Even still, there are aspects to your life that do not have the autonomy being sought after, due to a past divorce. When you are obligated to pay alimony and child support, parts of your financial future are no longer autonomous. You have responsibilities assigned to you by the court, and you are responsible for providing a stable and thriving home for your children, if you have them. They should have the opportunity to call where both parents live, home.
Autonomy and co-parenting
Many co-parents have to deal with the autonomous parenting from the other parent. They suddenly are faced with two options. Either they rebel against what their co-parent has stated and make their own autonomous decisions as a parent when they have the children, or they go along with their co-parent’s autonomous decision and lose their own sense of individualism as a parent, as well as their own sense of autonomy.

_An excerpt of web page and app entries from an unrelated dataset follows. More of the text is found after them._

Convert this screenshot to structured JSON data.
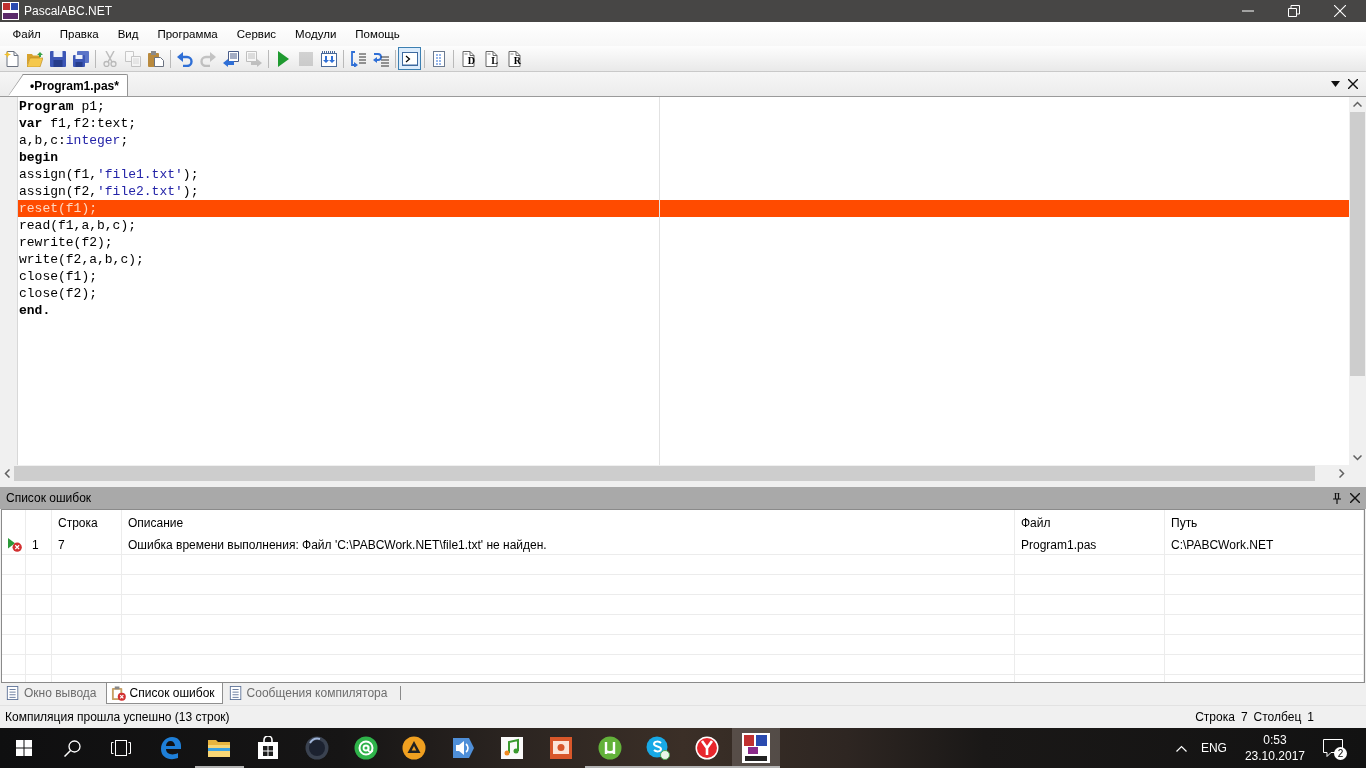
{
  "window": {
    "title": "PascalABC.NET"
  },
  "menu": [
    "Файл",
    "Правка",
    "Вид",
    "Программа",
    "Сервис",
    "Модули",
    "Помощь"
  ],
  "toolbar": [
    {
      "kind": "new",
      "disabled": false,
      "pressed": false
    },
    {
      "kind": "open",
      "disabled": false,
      "pressed": false
    },
    {
      "kind": "save",
      "disabled": false,
      "pressed": false
    },
    {
      "kind": "saveall",
      "disabled": false,
      "pressed": false
    },
    {
      "kind": "separator"
    },
    {
      "kind": "cut",
      "disabled": true,
      "pressed": false
    },
    {
      "kind": "copy",
      "disabled": true,
      "pressed": false
    },
    {
      "kind": "paste",
      "disabled": false,
      "pressed": false
    },
    {
      "kind": "separator"
    },
    {
      "kind": "undo",
      "disabled": false,
      "pressed": false
    },
    {
      "kind": "redo",
      "disabled": true,
      "pressed": false
    },
    {
      "kind": "back",
      "disabled": false,
      "pressed": false
    },
    {
      "kind": "forward",
      "disabled": true,
      "pressed": false
    },
    {
      "kind": "separator"
    },
    {
      "kind": "run",
      "disabled": false,
      "pressed": false
    },
    {
      "kind": "stop",
      "disabled": true,
      "pressed": false
    },
    {
      "kind": "compile",
      "disabled": false,
      "pressed": false
    },
    {
      "kind": "separator"
    },
    {
      "kind": "stepinto",
      "disabled": false,
      "pressed": false
    },
    {
      "kind": "stepover",
      "disabled": false,
      "pressed": false
    },
    {
      "kind": "separator"
    },
    {
      "kind": "console",
      "disabled": false,
      "pressed": true
    },
    {
      "kind": "separator"
    },
    {
      "kind": "outline",
      "disabled": false,
      "pressed": false
    },
    {
      "kind": "separator"
    },
    {
      "kind": "letter",
      "label": "D",
      "disabled": false,
      "pressed": false
    },
    {
      "kind": "letter",
      "label": "L",
      "disabled": false,
      "pressed": false
    },
    {
      "kind": "letter",
      "label": "R",
      "disabled": false,
      "pressed": false
    }
  ],
  "document_tabs": [
    {
      "label": "•Program1.pas*",
      "selected": true
    }
  ],
  "editor": {
    "lines": [
      {
        "error": false,
        "tokens": [
          {
            "kind": "keyword",
            "text": "Program"
          },
          {
            "kind": "plain",
            "text": " p1;"
          }
        ]
      },
      {
        "error": false,
        "tokens": [
          {
            "kind": "keyword",
            "text": "var"
          },
          {
            "kind": "plain",
            "text": " f1,f2:text;"
          }
        ]
      },
      {
        "error": false,
        "tokens": [
          {
            "kind": "plain",
            "text": "a,b,c:"
          },
          {
            "kind": "type",
            "text": "integer"
          },
          {
            "kind": "plain",
            "text": ";"
          }
        ]
      },
      {
        "error": false,
        "tokens": [
          {
            "kind": "keyword",
            "text": "begin"
          }
        ]
      },
      {
        "error": false,
        "tokens": [
          {
            "kind": "plain",
            "text": "assign(f1,"
          },
          {
            "kind": "string",
            "text": "'file1.txt'"
          },
          {
            "kind": "plain",
            "text": ");"
          }
        ]
      },
      {
        "error": false,
        "tokens": [
          {
            "kind": "plain",
            "text": "assign(f2,"
          },
          {
            "kind": "string",
            "text": "'file2.txt'"
          },
          {
            "kind": "plain",
            "text": ");"
          }
        ]
      },
      {
        "error": true,
        "tokens": [
          {
            "kind": "plain",
            "text": "reset(f1);"
          }
        ]
      },
      {
        "error": false,
        "tokens": [
          {
            "kind": "plain",
            "text": "read(f1,a,b,c);"
          }
        ]
      },
      {
        "error": false,
        "tokens": [
          {
            "kind": "plain",
            "text": "rewrite(f2);"
          }
        ]
      },
      {
        "error": false,
        "tokens": [
          {
            "kind": "plain",
            "text": "write(f2,a,b,c);"
          }
        ]
      },
      {
        "error": false,
        "tokens": [
          {
            "kind": "plain",
            "text": "close(f1);"
          }
        ]
      },
      {
        "error": false,
        "tokens": [
          {
            "kind": "plain",
            "text": "close(f2);"
          }
        ]
      },
      {
        "error": false,
        "tokens": [
          {
            "kind": "keyword",
            "text": "end."
          }
        ]
      }
    ]
  },
  "error_list": {
    "title": "Список ошибок",
    "columns": [
      "Строка",
      "Описание",
      "Файл",
      "Путь"
    ],
    "rows": [
      {
        "kind": "error",
        "number": "1",
        "line": "7",
        "description": "Ошибка времени выполнения: Файл 'C:\\PABCWork.NET\\file1.txt' не найден.",
        "file": "Program1.pas",
        "path": "C:\\PABCWork.NET"
      }
    ]
  },
  "bottom_tabs": [
    {
      "kind": "output",
      "label": "Окно вывода",
      "selected": false
    },
    {
      "kind": "errors",
      "label": "Список ошибок",
      "selected": true
    },
    {
      "kind": "messages",
      "label": "Сообщения компилятора",
      "selected": false
    }
  ],
  "status_bar": {
    "message": "Компиляция прошла успешно (13 строк)",
    "line_label": "Строка",
    "line": "7",
    "column_label": "Столбец",
    "column": "1"
  },
  "taskbar": {
    "apps": [
      {
        "kind": "edge",
        "running": false,
        "active": false
      },
      {
        "kind": "explorer",
        "running": true,
        "active": false
      },
      {
        "kind": "store",
        "running": false,
        "active": false
      },
      {
        "kind": "sphere",
        "running": false,
        "active": false
      },
      {
        "kind": "mail",
        "running": false,
        "active": false
      },
      {
        "kind": "player",
        "running": false,
        "active": false
      },
      {
        "kind": "speaker",
        "running": false,
        "active": false
      },
      {
        "kind": "music",
        "running": false,
        "active": false
      },
      {
        "kind": "slides",
        "running": false,
        "active": false
      },
      {
        "kind": "torrent",
        "running": true,
        "active": false
      },
      {
        "kind": "skype",
        "running": true,
        "active": false
      },
      {
        "kind": "yandex",
        "running": true,
        "active": false
      },
      {
        "kind": "pascal",
        "running": true,
        "active": true
      }
    ],
    "language": "ENG",
    "time": "0:53",
    "date": "23.10.2017",
    "notifications": "2"
  }
}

Countless studies have proven the benefits of shared parenting and how much children benefit from having communicative co-parents that can learn to be civil with one another. As much as you may want to rebel against a previously made decision, that is undermining existing parenting. It is better to go with it, and then address it with your co-parent afterward, in order to get one another on the same page for the sake of your shared children.
As much as you may look to seek autonomy as an individual, divorce can be a tricky tight rope to find the independence being sought after. If you were someone in an individualized marriage, you may not find the freedom you’re looking for once you sign the divorce papers, but eventually, you will understand what you desire in a relationship moving forward.
Dan Pearce is an Online Editor for Lexicon, focusing on subjects related to the legal services of customers, Cordell & Cordell and Cordell Planning Partners. He has written countless pieces on MensDivorce.com, detailing the plight of men and fathers going through the divorce experience, as well as the issues seniors and their families experience throughout the estate planning journey on ElderCareLaw.com. Mr. Pearce has managed websites and helped create content, such as the Men’s Divorce Newsletter and the YouTube series, “Men’s Divorce Countdown.” He also has been a contributor on both the Men’s Divorce Podcast and ElderTalk with TuckerAllen.
Mr. Pearce assisted in fostering a Cordell Planning Partners practice area specific for Veterans, as they deal with the intricacies of their benefits while planning for the future. He also helped create the Cordell Planning Partners Resource Guide and the Cordell Planning Partners Guide to Alternative Residence Options, specific for seniors with questions regarding their needs and living arrangements.